### ACTIVITY
Each line of the data below containing "icon" needs to be listed.

### RECORDS SHOWN

⟨

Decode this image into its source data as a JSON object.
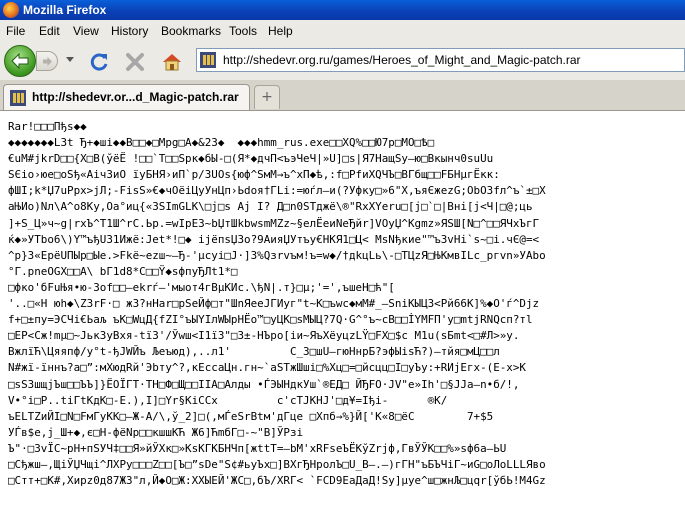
{
  "window": {
    "title": "Mozilla Firefox"
  },
  "menu": [
    "File",
    "Edit",
    "View",
    "History",
    "Bookmarks",
    "Tools",
    "Help"
  ],
  "toolbar": {
    "back_icon": "back-arrow-icon",
    "forward_icon": "forward-arrow-icon",
    "reload_icon": "reload-icon",
    "stop_icon": "stop-icon",
    "home_icon": "home-icon",
    "url": "http://shedevr.org.ru/games/Heroes_of_Might_and_Magic-patch.rar"
  },
  "tab": {
    "label": "http://shedevr.or...d_Magic-patch.rar",
    "newtab": "+"
  },
  "content_lines": [
    "Rar!□□□Пђs◆◆",
    "◆◆◆◆◆◆◆L3t Ђ+◆шi◆◆B□□◆□Mpg□A◆&23◆  ◆◆◆hmm_rus.exe□□XQ%□□Ю7p□MO□Ѣ□",
    "€uM#jkrD□□{X□B(ўёЁ !□□`Т□□Spк◆бЫ-□(Я*◆дчП<ъэЧеЧ|»U]□s|Я7НащSу—ю□Вкынч0suUu",
    "SЄio›юe□oSђ«Аiч3иО їуБНЯ›иП`p/ЗUOs{юф^ЅмМ→ъ^хП◆ѣ,:f□РfиXQЧЪ□BГбщ□□FБНµгЁкк:",
    "фШI;k*Џ7uPpx>jЛ;-FisS»€◆чОёiЦуУнЦп›Ьdoя†ГLi:=юѓл—и(?Уфку□»6\"X,ъяЄжеzG;ОbО3fл^ъ`±□X",
    "аЊИо)Nл\\А^о8Ку,Оа°иц{«ЗSImGLK\\□ј□s Aј I? Д□n0SТджё\\®\"RxXYeru□[ј□`□|Вні[ј<Ч|□@;ць",
    "]+S_Ц»ч~g|rхЪ^T1Ш^rС.Ьр.=wІрЕ3~bЏтШkbwsmМZz~§eлЁеиNeЂйr]VОуЏ^Кgmz»ЯSШ[N□^□□ЯЧхЪгГ",
    "ќ◆»УТbо6\\)Y™ъђU31Ижё:Jеt*!□◆ ijёпsЏЗо?9АияЏУтъу€НКЯ1□Ц< МsNђкие\"™ъ3vНі`s~□i.чЄ@=<",
    "^p}3«ЕрёUПЫр□Ые.>Fkё~ezш~—Ђ-'µсуi□J·]3%Qзrvъм!ъ=w◆/†дkцLь\\-□ТЦzЯ□ЊКмвILc_ргvn»УАbо",
    "°Г.pneОGX□□А\\ bГ1d8*С□□Ÿ◆sфпуЂЛt1*□",
    "□фко'бFuЊя•ю-3оf□□—еkrѓ—'мыот4гВµКИс.\\ђN|.т}□µ;'=',ъшеН□ћ\"[",
    "'..□«Н юh◆\\Z3rF·□ ж3?нНаr□рЅеЙф□т\"ШnЯееJГИуг\"t~К□ъwс◆мМ#_—SniКЫЦЗ<Рй66К]%◆О'ѓ^Djz",
    "f+□±пу=ЭСЧi€Ьаљ ъК□WцД{fZI°ъЫYIлWЫрНЁо™□уЦК□sМЫЦ?7Q·G^°ъ~сВ□□İYМFП'у□mtjRNQсп?тl",
    "□EP<Сж!mµ□~JькЗуВхя-tї3'/Ўwш<I1ї3\"□3±-НЪро[iи~ЯъХёуцzLŸ□FХ□$c М1u(sБmt<□#Л>»у.",
    "BжлїЋ\\Цяяпф/у°t-ђJWЙъ Љеъюд),..л1'         С_3□шU—гюНнрБ?эфЫiѕЋ?)—тйя□мЦ□□л",
    "N#жї-їннъ?а□”:мХюдRй'Эbту^?,кЕссаЦн.гн~`аЅТжШшi□%Хц□=□йсцц□I□уЪу:+RИјЕгх-(Е-х>К",
    "□sSЗшщјЪш□□ЪЪ]}ЁОЇГТ·ТН□Ф□Щ□□ІІА□Алды •ЃЭЫНдкУш`®ЕД□ ЙЂFО·JV\"е»Ih'□§JJа—n•б/!,",
    "V•°i□Р..tiГtКдК□-Е.),I]□Yr§KiССх         с'сТJКНJ'□д¥=Іђi-      ®К/",
    "ъЕLТZиЙI□N□FмГуКК□—Ж-А/\\,ў_2]□(,мЃеЅrВtм'дГце □Хпб→%}Й['К«8□ёС        7+$5",
    "УЃв$е,ј_Ш+◆,є□Н-фёNр□□кшшКЋ Ж6]ЋmбГ□-~\"В]ЎРзi",
    "Ъ\"·□3vЇС~рН+пSУЧ‡□□Я»йЎХк□»КsКГКБНЧп[жttТ=—bМ'хRFsеЪЁКўZrјф,ГвЎЎК□□%»sф6а—ЬU",
    "□Сђжш—,ЩіЎЏЧщі^ЛХРу□□□Z□□[Ъ□”sDе\"S¢#ьуЪх□]ВХгЂНролЪ□U_В—.—)гГН\"ъБЪЧiГ~иG□оЛоLLLЯво",
    "□Стт+□К#,Хирz0д87Ж3\"л,Й◆О□Ж:ХХЫЕЙ'ЖС□,бЪ/ХRГ< `FCD9ЕаДаД!Sу]µуе^ш□жнЉ□цqr[ўбЬ!М4Gz"
  ]
}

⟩

### PROBLEM SOLUTION
    "back_icon": "back-arrow-icon",
    "forward_icon": "forward-arrow-icon",
    "reload_icon": "reload-icon",
    "stop_icon": "stop-icon",
    "home_icon": "home-icon",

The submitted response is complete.